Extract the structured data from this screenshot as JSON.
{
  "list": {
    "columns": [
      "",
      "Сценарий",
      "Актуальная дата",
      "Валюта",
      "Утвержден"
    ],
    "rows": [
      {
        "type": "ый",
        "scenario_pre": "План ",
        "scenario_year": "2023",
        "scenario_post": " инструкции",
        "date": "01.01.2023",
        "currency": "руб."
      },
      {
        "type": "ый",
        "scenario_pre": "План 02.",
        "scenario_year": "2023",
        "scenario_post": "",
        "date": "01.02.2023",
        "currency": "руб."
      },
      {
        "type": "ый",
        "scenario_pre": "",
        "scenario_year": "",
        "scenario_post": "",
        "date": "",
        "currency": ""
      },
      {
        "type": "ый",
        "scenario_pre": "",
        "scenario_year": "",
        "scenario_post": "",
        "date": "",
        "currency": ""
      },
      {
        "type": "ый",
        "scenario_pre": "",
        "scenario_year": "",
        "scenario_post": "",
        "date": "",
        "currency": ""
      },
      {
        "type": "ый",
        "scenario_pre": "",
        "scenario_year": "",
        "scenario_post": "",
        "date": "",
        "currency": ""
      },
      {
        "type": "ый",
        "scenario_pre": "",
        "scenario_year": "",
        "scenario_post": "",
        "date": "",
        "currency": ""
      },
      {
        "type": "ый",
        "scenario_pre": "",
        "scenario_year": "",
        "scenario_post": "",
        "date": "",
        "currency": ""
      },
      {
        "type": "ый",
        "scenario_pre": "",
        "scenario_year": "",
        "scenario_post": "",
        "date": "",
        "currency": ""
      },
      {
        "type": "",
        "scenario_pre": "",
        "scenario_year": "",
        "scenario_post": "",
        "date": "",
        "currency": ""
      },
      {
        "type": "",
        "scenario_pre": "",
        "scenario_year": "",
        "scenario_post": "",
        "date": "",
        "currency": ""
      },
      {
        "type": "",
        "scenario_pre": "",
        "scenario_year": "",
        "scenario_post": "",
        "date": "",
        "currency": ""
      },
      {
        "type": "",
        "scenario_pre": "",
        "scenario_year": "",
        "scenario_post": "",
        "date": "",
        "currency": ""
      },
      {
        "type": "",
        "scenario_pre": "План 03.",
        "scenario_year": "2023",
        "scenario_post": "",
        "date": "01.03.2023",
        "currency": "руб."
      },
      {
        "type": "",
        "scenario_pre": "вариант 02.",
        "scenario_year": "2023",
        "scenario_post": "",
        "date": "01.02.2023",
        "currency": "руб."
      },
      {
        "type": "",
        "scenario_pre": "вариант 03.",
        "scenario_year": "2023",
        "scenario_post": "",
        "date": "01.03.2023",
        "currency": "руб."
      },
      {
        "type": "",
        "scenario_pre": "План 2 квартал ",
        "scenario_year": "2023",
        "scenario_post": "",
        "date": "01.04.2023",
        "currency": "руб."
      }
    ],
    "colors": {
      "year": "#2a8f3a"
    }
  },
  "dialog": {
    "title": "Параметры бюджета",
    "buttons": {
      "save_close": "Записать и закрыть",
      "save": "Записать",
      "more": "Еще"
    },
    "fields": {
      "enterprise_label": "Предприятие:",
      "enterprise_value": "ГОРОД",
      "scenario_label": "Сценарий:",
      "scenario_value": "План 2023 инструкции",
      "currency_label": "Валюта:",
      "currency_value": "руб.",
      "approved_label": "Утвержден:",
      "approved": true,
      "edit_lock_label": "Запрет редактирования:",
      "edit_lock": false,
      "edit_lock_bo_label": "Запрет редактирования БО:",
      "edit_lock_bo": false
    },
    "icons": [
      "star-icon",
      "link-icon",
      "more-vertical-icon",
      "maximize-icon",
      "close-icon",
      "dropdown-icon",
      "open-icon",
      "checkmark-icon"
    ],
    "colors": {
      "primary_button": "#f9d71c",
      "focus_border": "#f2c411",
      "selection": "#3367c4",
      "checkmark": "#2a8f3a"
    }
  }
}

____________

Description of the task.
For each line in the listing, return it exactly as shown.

Solution.
Extract the structured data from this screenshot as JSON.
{
  "list": {
    "columns": [
      "",
      "Сценарий",
      "Актуальная дата",
      "Валюта",
      "Утвержден"
    ],
    "rows": [
      {
        "type": "ый",
        "scenario_pre": "План ",
        "scenario_year": "2023",
        "scenario_post": " инструкции",
        "date": "01.01.2023",
        "currency": "руб."
      },
      {
        "type": "ый",
        "scenario_pre": "План 02.",
        "scenario_year": "2023",
        "scenario_post": "",
        "date": "01.02.2023",
        "currency": "руб."
      },
      {
        "type": "ый",
        "scenario_pre": "",
        "scenario_year": "",
        "scenario_post": "",
        "date": "",
        "currency": ""
      },
      {
        "type": "ый",
        "scenario_pre": "",
        "scenario_year": "",
        "scenario_post": "",
        "date": "",
        "currency": ""
      },
      {
        "type": "ый",
        "scenario_pre": "",
        "scenario_year": "",
        "scenario_post": "",
        "date": "",
        "currency": ""
      },
      {
        "type": "ый",
        "scenario_pre": "",
        "scenario_year": "",
        "scenario_post": "",
        "date": "",
        "currency": ""
      },
      {
        "type": "ый",
        "scenario_pre": "",
        "scenario_year": "",
        "scenario_post": "",
        "date": "",
        "currency": ""
      },
      {
        "type": "ый",
        "scenario_pre": "",
        "scenario_year": "",
        "scenario_post": "",
        "date": "",
        "currency": ""
      },
      {
        "type": "ый",
        "scenario_pre": "",
        "scenario_year": "",
        "scenario_post": "",
        "date": "",
        "currency": ""
      },
      {
        "type": "",
        "scenario_pre": "",
        "scenario_year": "",
        "scenario_post": "",
        "date": "",
        "currency": ""
      },
      {
        "type": "",
        "scenario_pre": "",
        "scenario_year": "",
        "scenario_post": "",
        "date": "",
        "currency": ""
      },
      {
        "type": "",
        "scenario_pre": "",
        "scenario_year": "",
        "scenario_post": "",
        "date": "",
        "currency": ""
      },
      {
        "type": "",
        "scenario_pre": "",
        "scenario_year": "",
        "scenario_post": "",
        "date": "",
        "currency": ""
      },
      {
        "type": "",
        "scenario_pre": "План 03.",
        "scenario_year": "2023",
        "scenario_post": "",
        "date": "01.03.2023",
        "currency": "руб."
      },
      {
        "type": "",
        "scenario_pre": "вариант 02.",
        "scenario_year": "2023",
        "scenario_post": "",
        "date": "01.02.2023",
        "currency": "руб."
      },
      {
        "type": "",
        "scenario_pre": "вариант 03.",
        "scenario_year": "2023",
        "scenario_post": "",
        "date": "01.03.2023",
        "currency": "руб."
      },
      {
        "type": "",
        "scenario_pre": "План 2 квартал ",
        "scenario_year": "2023",
        "scenario_post": "",
        "date": "01.04.2023",
        "currency": "руб."
      }
    ],
    "colors": {
      "year": "#2a8f3a"
    }
  },
  "dialog": {
    "title": "Параметры бюджета",
    "buttons": {
      "save_close": "Записать и закрыть",
      "save": "Записать",
      "more": "Еще"
    },
    "fields": {
      "enterprise_label": "Предприятие:",
      "enterprise_value": "ГОРОД",
      "scenario_label": "Сценарий:",
      "scenario_value": "План 2023 инструкции",
      "currency_label": "Валюта:",
      "currency_value": "руб.",
      "approved_label": "Утвержден:",
      "approved": true,
      "edit_lock_label": "Запрет редактирования:",
      "edit_lock": false,
      "edit_lock_bo_label": "Запрет редактирования БО:",
      "edit_lock_bo": false
    },
    "icons": [
      "star-icon",
      "link-icon",
      "more-vertical-icon",
      "maximize-icon",
      "close-icon",
      "dropdown-icon",
      "open-icon",
      "checkmark-icon"
    ],
    "colors": {
      "primary_button": "#f9d71c",
      "focus_border": "#f2c411",
      "selection": "#3367c4",
      "checkmark": "#2a8f3a"
    }
  }
}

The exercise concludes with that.